Gender differences in laterality patterns for speaking and singing Article

Hough, MS, Daniel, HJ, Snow, MA et al. (1994). Gender differences in laterality patterns for speaking and singing . 32(9), 1067-1078. 10.1016/0028-3932(94)90153-8

cited authors

  • Hough, MS; Daniel, HJ; Snow, MA; O'Brien, KF; Hume, WG



  • This study examined behaviors reflecting cerebral organization of speaking and singing in normal college students. The investigation focused on whether differences existed in the laterality patterns of two singing tasks and one speaking task in males and females. Performance was measured on a verbal/manual time-sharing paradigm, coupling finger tapping with three vocal tasks (speaking, singing a rote song, singing up and down a diatonic five note scale). Females exhibited less variation than males in mean tapping rates and laterality scores across all three vocal tasks, thus indicating that gender most likely influences lateralization of vocal tasks. Bilateral integration was indicated for both males and females during singing up/down the aforementioned scale. These findings suggest differential involvement of both hemispheres in processing musical functions. © 1994.

publication date

  • January 1, 1994

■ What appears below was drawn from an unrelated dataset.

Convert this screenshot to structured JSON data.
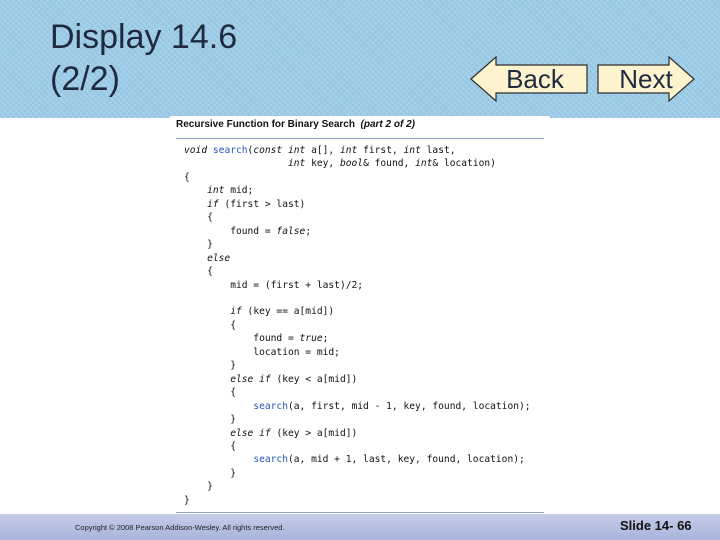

Digital Object Identifier (DOI)

start page

  • 1067

end page

  • 1078


  • 32


  • 9